:: Prompt ::
Needed from the data below: all lines that contain the word "this".

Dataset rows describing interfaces
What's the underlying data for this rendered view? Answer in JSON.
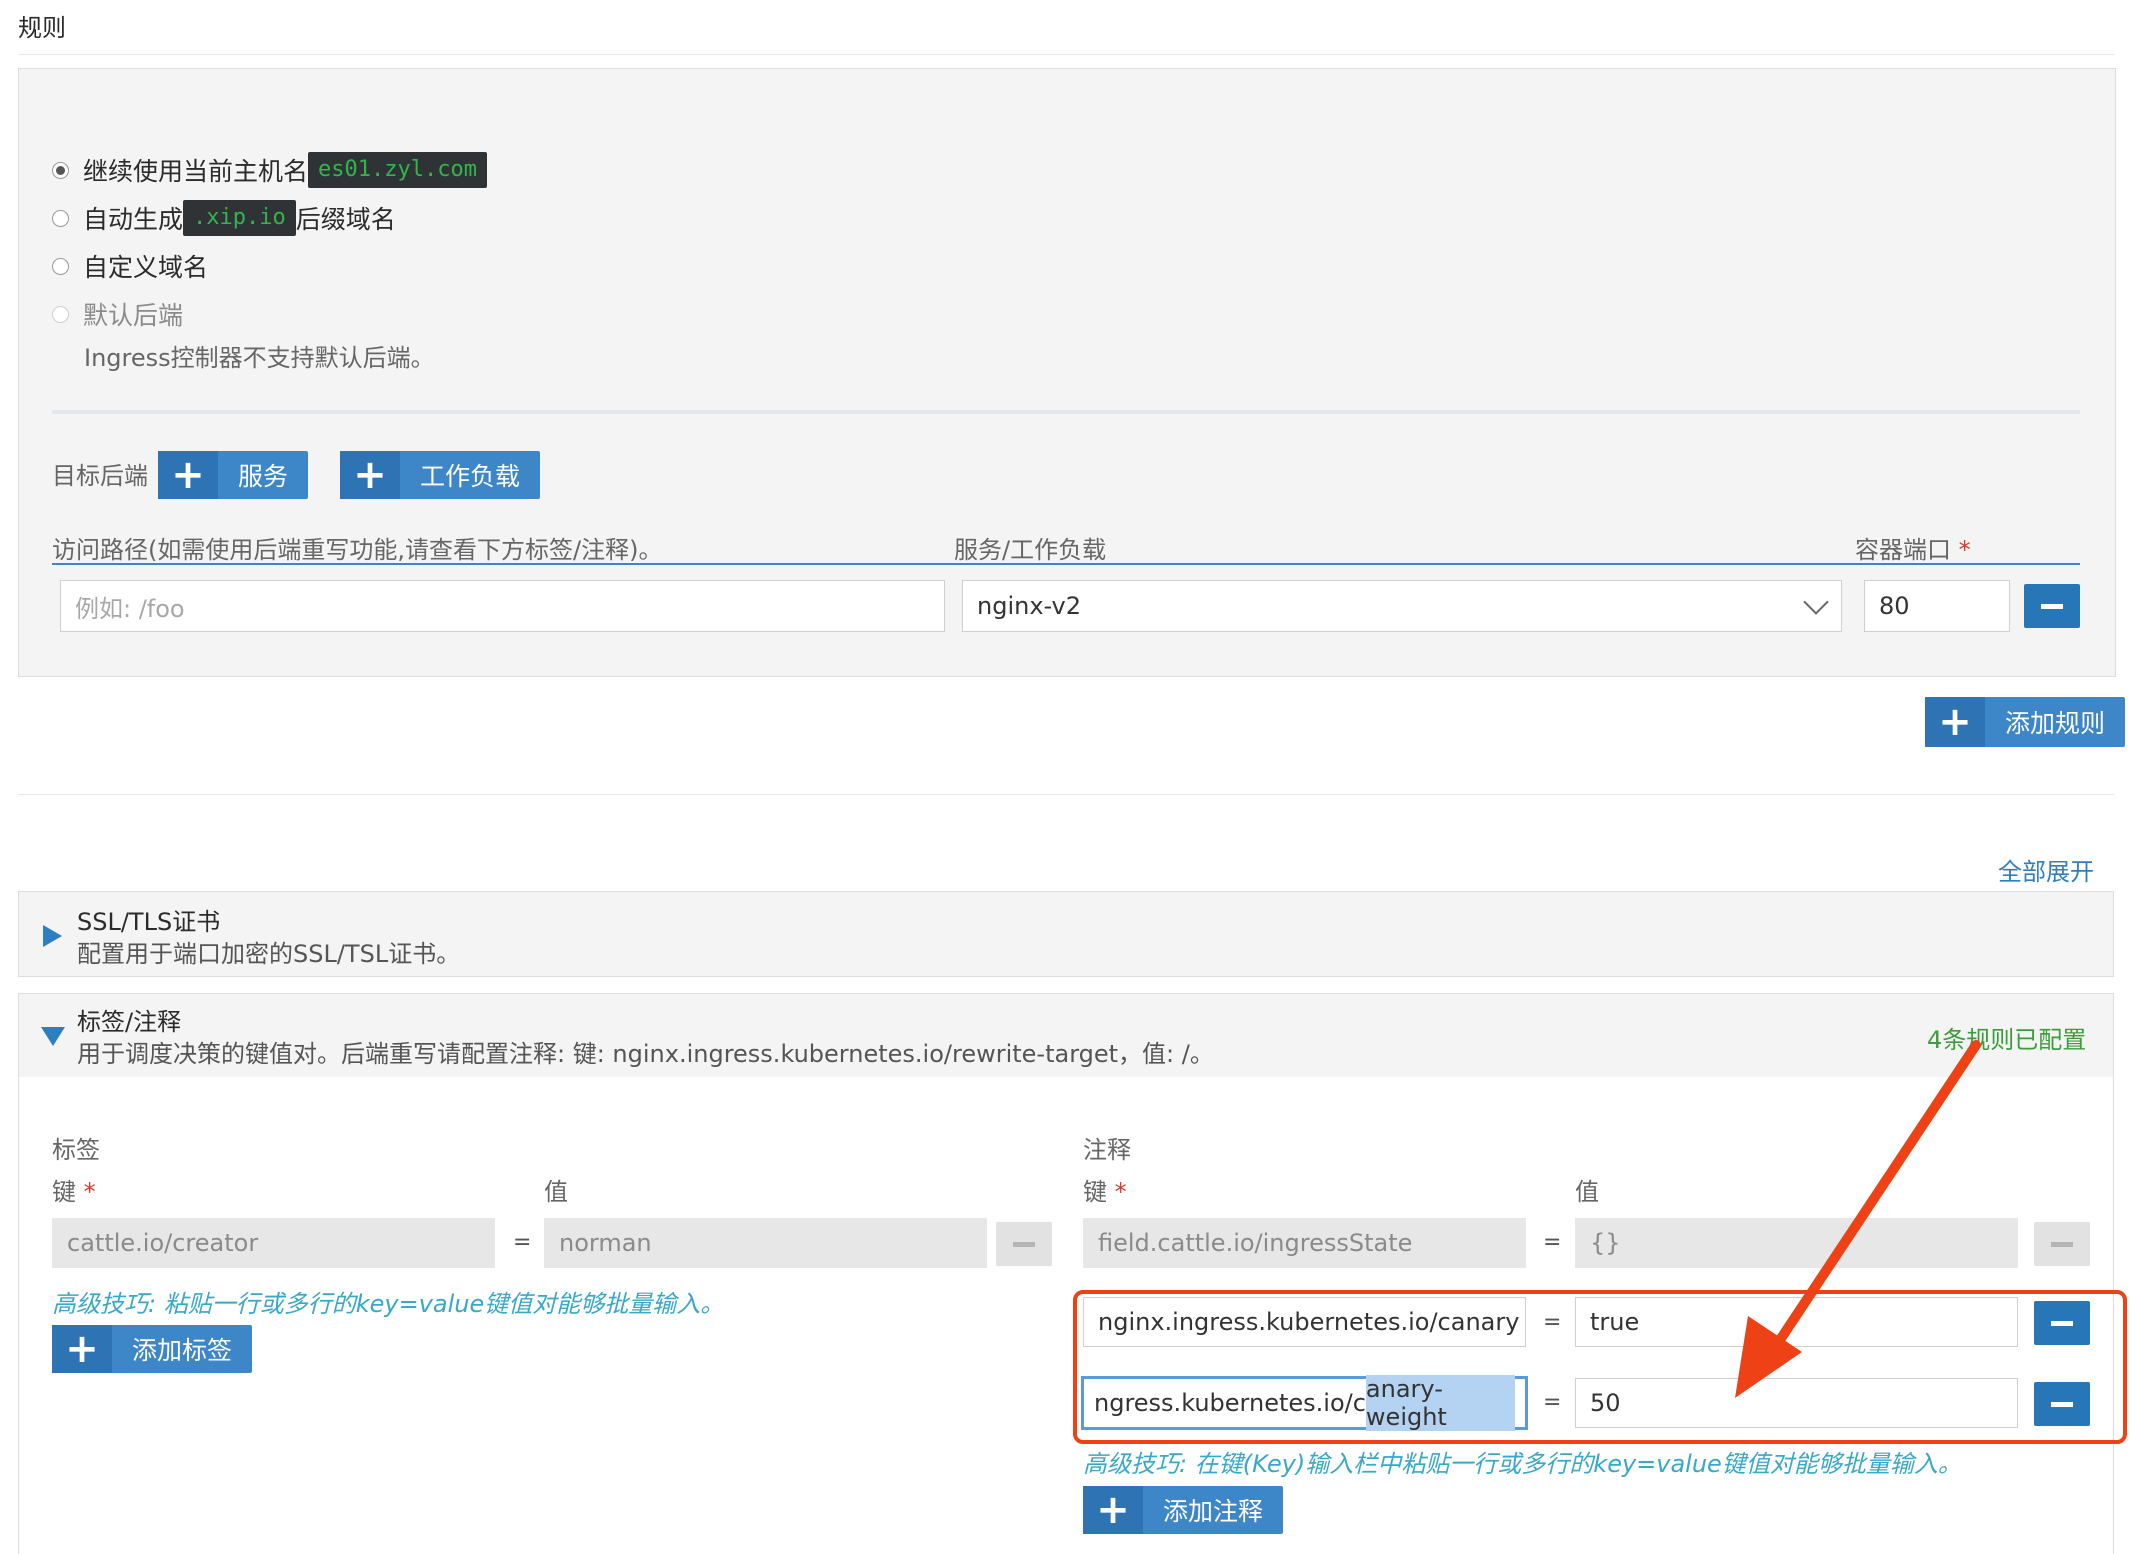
{
  "section_title": "规则",
  "hostname_options": [
    {
      "prefix": "继续使用当前主机名",
      "chip": "es01.zyl.com",
      "suffix": "",
      "selected": true,
      "disabled": false
    },
    {
      "prefix": "自动生成",
      "chip": ".xip.io",
      "suffix": "后缀域名",
      "selected": false,
      "disabled": false
    },
    {
      "prefix": "自定义域名",
      "chip": "",
      "suffix": "",
      "selected": false,
      "disabled": false
    },
    {
      "prefix": "默认后端",
      "chip": "",
      "suffix": "",
      "selected": false,
      "disabled": true
    }
  ],
  "default_backend_note": "Ingress控制器不支持默认后端。",
  "target_backend": {
    "label": "目标后端",
    "add_service_label": "服务",
    "add_workload_label": "工作负载"
  },
  "path_table": {
    "headers": {
      "path": "访问路径(如需使用后端重写功能,请查看下方标签/注释)。",
      "target": "服务/工作负载",
      "port": "容器端口",
      "port_required_mark": "*"
    },
    "row": {
      "path_placeholder": "例如: /foo",
      "target_value": "nginx-v2",
      "port_value": "80"
    }
  },
  "add_rule_label": "添加规则",
  "expand_all_label": "全部展开",
  "ssl_section": {
    "title": "SSL/TLS证书",
    "description": "配置用于端口加密的SSL/TSL证书。"
  },
  "labels_section": {
    "title": "标签/注释",
    "description": "用于调度决策的键值对。后端重写请配置注释: 键: nginx.ingress.kubernetes.io/rewrite-target，值: /。",
    "status": "4条规则已配置"
  },
  "labels": {
    "title": "标签",
    "key_header": "键",
    "value_header": "值",
    "required_mark": "*",
    "rows": [
      {
        "key": "cattle.io/creator",
        "value": "norman"
      }
    ],
    "hint": "高级技巧: 粘贴一行或多行的key=value键值对能够批量输入。",
    "add_label": "添加标签"
  },
  "annotations": {
    "title": "注释",
    "key_header": "键",
    "value_header": "值",
    "required_mark": "*",
    "rows": [
      {
        "key": "field.cattle.io/ingressState",
        "value": "{}"
      },
      {
        "key": "nginx.ingress.kubernetes.io/canary",
        "value": "true"
      },
      {
        "key_before_selection": "ngress.kubernetes.io/c",
        "key_selected": "anary-weight",
        "value": "50"
      }
    ],
    "hint": "高级技巧: 在键(Key)输入栏中粘贴一行或多行的key=value键值对能够批量输入。",
    "add_label": "添加注释"
  },
  "equals_sign": "=",
  "colors": {
    "primary": "#3d86c8",
    "primary_dark": "#2e73b3",
    "highlight_box": "#ee4216",
    "status_green": "#3a9d3a",
    "hint_teal": "#38a8c8",
    "code_green": "#32b54a"
  }
}
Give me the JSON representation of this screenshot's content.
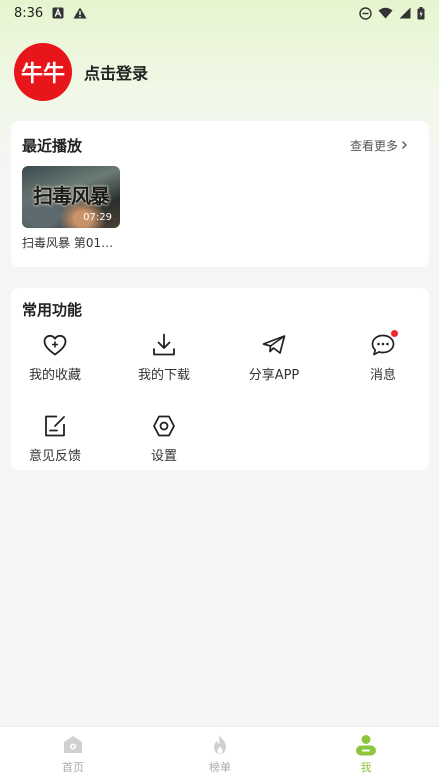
{
  "status_bar": {
    "time": "8:36",
    "icons_left": [
      "a-notification-icon",
      "warning-icon"
    ],
    "icons_right": [
      "dnd-icon",
      "wifi-icon",
      "signal-icon",
      "battery-icon"
    ]
  },
  "profile": {
    "avatar_text": "牛牛",
    "avatar_color": "#e8151b",
    "login_label": "点击登录"
  },
  "recent": {
    "title": "最近播放",
    "see_more": "查看更多",
    "see_more_icon": "chevron-right-icon",
    "items": [
      {
        "poster_title": "扫毒风暴",
        "duration": "07:29",
        "label": "扫毒风暴 第01…"
      }
    ]
  },
  "functions": {
    "title": "常用功能",
    "items": [
      {
        "label": "我的收藏",
        "icon": "heart-plus-icon"
      },
      {
        "label": "我的下载",
        "icon": "download-icon"
      },
      {
        "label": "分享APP",
        "icon": "paper-plane-icon"
      },
      {
        "label": "消息",
        "icon": "message-icon",
        "badge": true
      },
      {
        "label": "意见反馈",
        "icon": "feedback-icon"
      },
      {
        "label": "设置",
        "icon": "settings-icon"
      }
    ]
  },
  "bottom_nav": {
    "items": [
      {
        "label": "首页",
        "icon": "home-icon",
        "active": false
      },
      {
        "label": "榜单",
        "icon": "flame-icon",
        "active": false
      },
      {
        "label": "我",
        "icon": "person-icon",
        "active": true
      }
    ]
  },
  "colors": {
    "accent": "#8cc63f",
    "badge": "#f3262c",
    "header_gradient_top": "#e6f5cf"
  }
}
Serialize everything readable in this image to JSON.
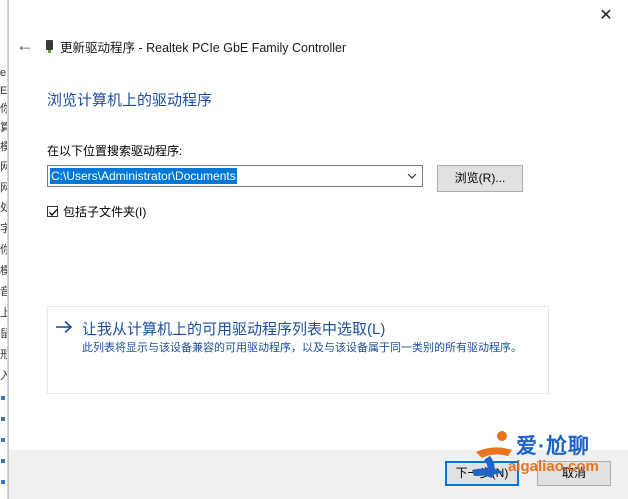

:: Your solution ::
What's the underlying data for this rendered view? Answer in JSON.
Give me the JSON representation of this screenshot's content.
Serialize everything readable in this image to JSON.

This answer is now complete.